> ACTIVITY: Repeat each line of the material below exactly as it appears, minus any pictures.
-------
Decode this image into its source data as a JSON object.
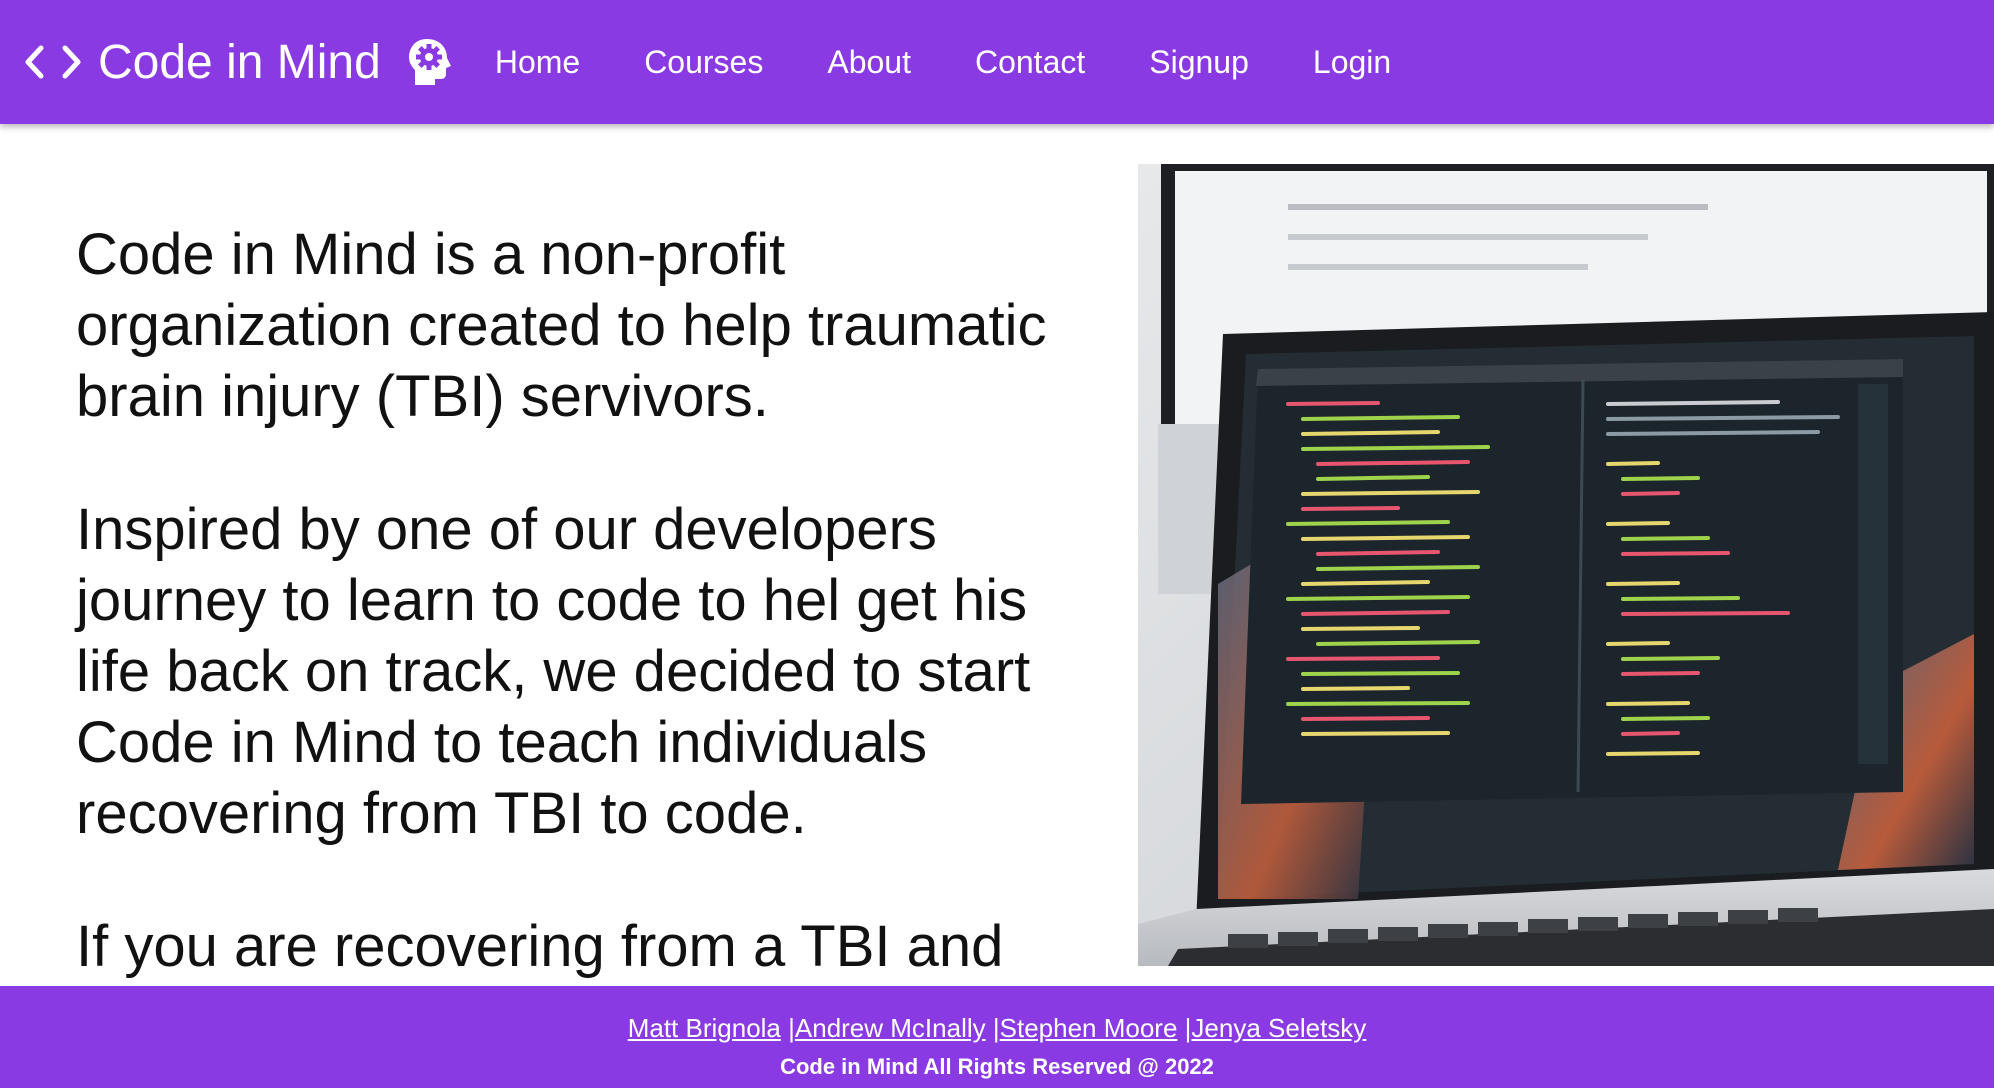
{
  "header": {
    "brand_title": "Code in Mind",
    "nav": [
      "Home",
      "Courses",
      "About",
      "Contact",
      "Signup",
      "Login"
    ]
  },
  "intro": {
    "paragraphs": [
      "Code in Mind is a non-profit organization created to help traumatic brain injury (TBI) servivors.",
      "Inspired by one of our developers journey to learn to code to hel get his life back on track, we decided to start Code in Mind to teach individuals recovering from TBI to code.",
      "If you are recovering from a TBI and"
    ]
  },
  "footer": {
    "authors": [
      "Matt Brignola",
      "Andrew McInally",
      "Stephen Moore",
      "Jenya Seletsky"
    ],
    "separator": "|",
    "copyright": "Code in Mind All Rights Reserved @ 2022"
  },
  "icons": {
    "brand": "code-brackets-icon",
    "brain": "brain-gear-icon"
  },
  "colors": {
    "brand_purple": "#8a3ae3",
    "text": "#111111",
    "white": "#ffffff"
  }
}
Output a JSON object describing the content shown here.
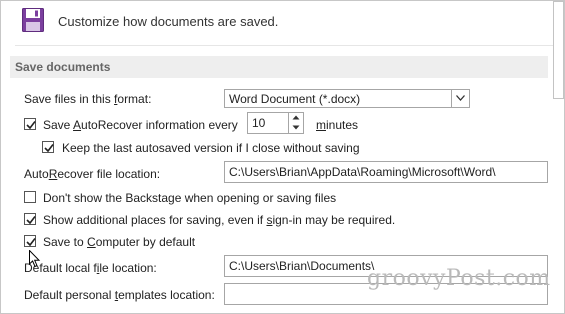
{
  "header": {
    "icon": "save-icon",
    "description": "Customize how documents are saved."
  },
  "section": {
    "title": "Save documents"
  },
  "format": {
    "label_pre": "Save files in this ",
    "label_ul": "f",
    "label_post": "ormat:",
    "selected": "Word Document (*.docx)"
  },
  "autorecover": {
    "label_pre": "Save ",
    "label_ul": "A",
    "label_post": "utoRecover information every",
    "checked": true,
    "interval": "10",
    "unit_ul": "m",
    "unit_post": "inutes"
  },
  "keep_last": {
    "label": "Keep the last autosaved version if I close without saving",
    "checked": true
  },
  "autorecover_location": {
    "label_pre": "Auto",
    "label_ul": "R",
    "label_post": "ecover file location:",
    "value": "C:\\Users\\Brian\\AppData\\Roaming\\Microsoft\\Word\\"
  },
  "backstage": {
    "label": "Don't show the Backstage when opening or saving files",
    "checked": false
  },
  "additional_places": {
    "label_pre": "Show additional places for saving, even if ",
    "label_ul": "s",
    "label_post": "ign-in may be required.",
    "checked": true
  },
  "save_to_computer": {
    "label_pre": "Save to ",
    "label_ul": "C",
    "label_post": "omputer by default",
    "checked": true
  },
  "default_local": {
    "label_pre": "Default local f",
    "label_ul": "i",
    "label_post": "le location:",
    "value": "C:\\Users\\Brian\\Documents\\"
  },
  "personal_templates": {
    "label_pre": "Default personal ",
    "label_ul": "t",
    "label_post": "emplates location:",
    "value": ""
  },
  "watermark": "groovyPost.com"
}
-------
> FINISHED TASK:
Decode this image into its source data as a JSON object.
{
  "header": {
    "brand_title": "Code in Mind",
    "nav": [
      "Home",
      "Courses",
      "About",
      "Contact",
      "Signup",
      "Login"
    ]
  },
  "intro": {
    "paragraphs": [
      "Code in Mind is a non-profit organization created to help traumatic brain injury (TBI) servivors.",
      "Inspired by one of our developers journey to learn to code to hel get his life back on track, we decided to start Code in Mind to teach individuals recovering from TBI to code.",
      "If you are recovering from a TBI and"
    ]
  },
  "footer": {
    "authors": [
      "Matt Brignola",
      "Andrew McInally",
      "Stephen Moore",
      "Jenya Seletsky"
    ],
    "separator": "|",
    "copyright": "Code in Mind All Rights Reserved @ 2022"
  },
  "icons": {
    "brand": "code-brackets-icon",
    "brain": "brain-gear-icon"
  },
  "colors": {
    "brand_purple": "#8a3ae3",
    "text": "#111111",
    "white": "#ffffff"
  }
}
Output a JSON object describing the content shown here.
{
  "header": {
    "icon": "save-icon",
    "description": "Customize how documents are saved."
  },
  "section": {
    "title": "Save documents"
  },
  "format": {
    "label_pre": "Save files in this ",
    "label_ul": "f",
    "label_post": "ormat:",
    "selected": "Word Document (*.docx)"
  },
  "autorecover": {
    "label_pre": "Save ",
    "label_ul": "A",
    "label_post": "utoRecover information every",
    "checked": true,
    "interval": "10",
    "unit_ul": "m",
    "unit_post": "inutes"
  },
  "keep_last": {
    "label": "Keep the last autosaved version if I close without saving",
    "checked": true
  },
  "autorecover_location": {
    "label_pre": "Auto",
    "label_ul": "R",
    "label_post": "ecover file location:",
    "value": "C:\\Users\\Brian\\AppData\\Roaming\\Microsoft\\Word\\"
  },
  "backstage": {
    "label": "Don't show the Backstage when opening or saving files",
    "checked": false
  },
  "additional_places": {
    "label_pre": "Show additional places for saving, even if ",
    "label_ul": "s",
    "label_post": "ign-in may be required.",
    "checked": true
  },
  "save_to_computer": {
    "label_pre": "Save to ",
    "label_ul": "C",
    "label_post": "omputer by default",
    "checked": true
  },
  "default_local": {
    "label_pre": "Default local f",
    "label_ul": "i",
    "label_post": "le location:",
    "value": "C:\\Users\\Brian\\Documents\\"
  },
  "personal_templates": {
    "label_pre": "Default personal ",
    "label_ul": "t",
    "label_post": "emplates location:",
    "value": ""
  },
  "watermark": "groovyPost.com"
}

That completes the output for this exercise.